March 10, 2011
Back on February 13, Bahrain vowed to use tougher anti-protest methods to prevent the people of the tiny kingdom from demanding government reform.
All substances currently being used in Bahrain to disperse what the state deems rioters are internationally approved, military courts director Major Humood Saad told parliament at the time. “He said that they were natural substances and that banning police from using them during riots, would mean that they would have to use more potentially lethal and stronger methods, such as rubber bullets,” Bahraini TV reported.
MP Dr Aziz Abul said that Bahraini law bans the country from using chemical warfare against enemies, “but allows police to use it against the people.”
Doctors confirmed the Bahraini state is in fact using “potentially lethal and stronger methods” in order to put down calls for a more representative government.
- A d v e r t i s e m e n t
“Doctors from the scene of violent anti-government protests in Yemen’s capital said that what was thought to be tear gas fired by government forces on demonstrators may have been nerve gas, which is forbidden under international law,” reports the Australian.
“The material in this gas makes people convulse for hours. It paralyses them. They couldn’t move at all.
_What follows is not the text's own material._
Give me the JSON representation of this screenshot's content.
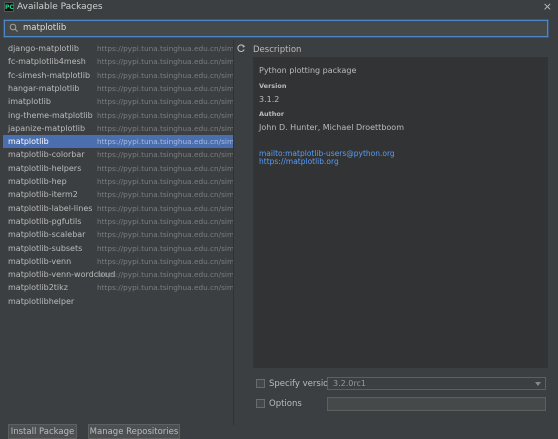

We tried to give them oxygen but it didn’t work,” said Amaar Nujaim, a field doctor who works for Islamic Relief.
Pathologist Mohammad Al-Sheikh said that some of the victims had lost muscular control and were forced to wear diapers.
Reports indicate victims of nerve gas apparently used by the monarchy on its citizens were not engaged in violence. “Military personnel opened fire on Tuesday night and used what was originally assumed to be tear gas to disperse a group of demonstrators who were trying to bring additional tents into the protest area outside Sanaa University,” the Australian continues.
Witnesses said soldiers fired warning shots into the air before shooting gas and live bullets at demonstrators, killing one and injuring at least 50.
The Shi’ite majority population has been protesting against al-Khalifa, the Sunni family that has ruled Bahrain for over 200 years.
Sectarian violence has erupted in the tiny kingdom between Shiite and Sunni Muslims.
While the protests have primarily focused on demands for political reform and for better access to jobs, housing and education, demonstrators have also rallied against a controversial policy to extend citizenship to Sunnis from Syria, Jordan and other countries.
Earlier this month, it was reported that the Saudi government had shipped dozens of tanks to Bahrain. Eyewitnesses reported seeing “15 tank carriers carrying two tanks each heading towards Bahrain” along the 25-km King Fahd causeway, which links the small island nation of Bahrain to Saudi Arabia, RIA Novosti reported on March 1.
It is not clear where Bahrain acquired nerve gas. Saudi Arabia, according to the James Martin Center for Nonproliferation Studies, does not have a chemical or biological weapons program. Bahrain is not tracked by the center.
Bahrain is home to the U.S. Navy’s 5th Fleet and 370 offshore banking units and representative offices.